Part 1 – Why we need one!
In spite of the 30-40 mph Northwest winds today, I think it’s safe to say that spring has sprung here in New England. My crocuses are popping up and the buds are showing on some of the trees and bushes. Who can’t be happy about this after the bitter cold and snowy winter we had? Yet there are still some unhappy thoughts that spring brings to mind now….my sister emailed me the other day to let me know she had found a tick on her beagle. They’re baaaaaack, and that’s a true horror show! We have yet to see one here in our town, but I know we will soon enough. I can’t even begin to tell you how much I hate ticks.
Last year we had a lot of ticks and they said it was because we had a mild winter. This year they are saying we’re going to have a lot of ticks, because the deep snow cover would help them survive. We can’t win, right?
I mentioned last month that I was already thinking about how we’re going to fight the bugs this year. I try to do things all naturally wherever possible, and last year we stopped using chemicals like Frontline on the dogs. I don’t like using pesticides on the dogs, just as I don’t use insect repellents with DEET on myself. We checked diligently for ticks daily, but what we didn’t see coming was the flea problem we had in the fall. We had never had an issue with fleas, and even when we used Frontline we only used it for a month or two in the spring. We don’t see as many ticks once we get into summer and I didn’t want to use it if it was unnecessary.

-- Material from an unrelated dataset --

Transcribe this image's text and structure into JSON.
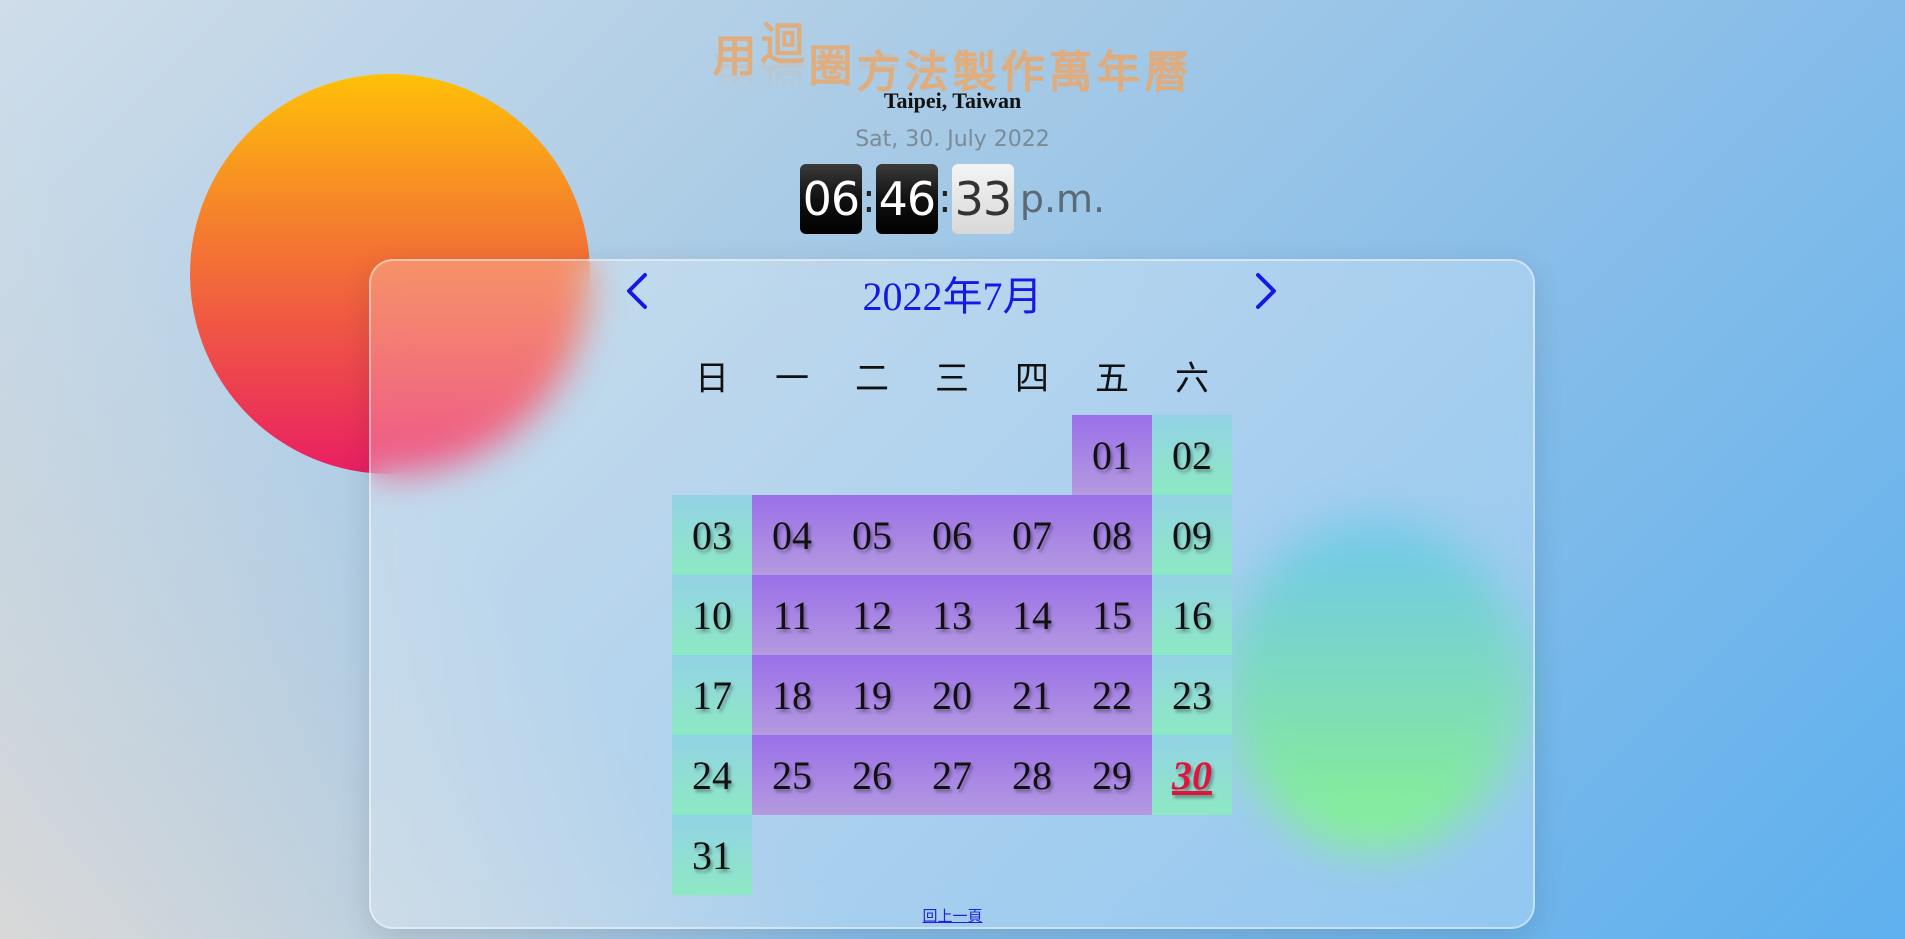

The month of April has been designated National Prevention of Lyme Disease in Dogs Month by the American Lyme Disease Foundation. As you can see from the map below, we live in an area with a high incidence of Lyme disease. This disease was first found in humans in 1975 in the town of Lyme, Connecticut, where it got its name. It is an infectious disease that is transmitted by deer ticks. It was first found in dogs in 1984. I’ve known at least two people and two dogs in my area who have contracted Lyme disease (or at least tested positive for it). What a lot of people may not know is that it is a far more difficult disease in humans than in dogs. Dogs can test positive for Lyme but never develop the disease, only 5% of dogs exposed to the disease will actually come down with it.
Dogs respond very well to antibiotic treatment and the majority of them recover completely. Some can even recover without treatment. Dogs don’t contract the systemic disease that humans do which in humans can lead to a lifetime of complications. Even so, Lyme is a concern in dogs because you still don’t want your dog to be sick. The clinical signs of Lyme include lameness, limping, and fever. No one wants to see their dog go through that.
Ticks can also carry other diseases: Ehrlichia – another bacterial infection that has similar symptoms to Lyme and affects the white blood cells; and Rocky Mt. Spotted Fever – which when caught early can have a good prognosis, but if not can have long term consequences or even death. Since humans are also susceptible to all of these diseases, it is also important to keep our dogs free of ticks which can transfer onto us. Trust me, there is nothing worse than waking up in the night feeling a tick crawling in your hair that very likely came in on one of the dogs.
Some of these diseases are far less common, and you can see from the maps below if they are more common in your area.
After our battle with fleas last year, I knew we had to do better this year for the dogs. It doesn’t do any good to be all natural if they are still suffering. Both Sheba and Cricket had issues with itching and losing fur. At first we didn’t know what was going on, until I saw the first flea on them. Surprisingly, Kobi never had a problem, and neither did the cats. We were able to get it under control using mostly apple cider vinegar, baths, and a thorough cleaning of all dog beds in the house. This year I want to get ahead of it, preventing it instead of having to treat it. I spent a lot of time this winter researching what to do.
Please come back for Part 2 where I lay out our plan of action. There’s a lot more to it then you might think (much to my hubby’s dismay!).
We are joining 2 Brown Dawgs Blog and Heart Like a Dog for their Thursday Barks and Bytes blog hop (with a little play on the word bytes, as in “bug bytes” – ha ha). Please visit them and others through the links below!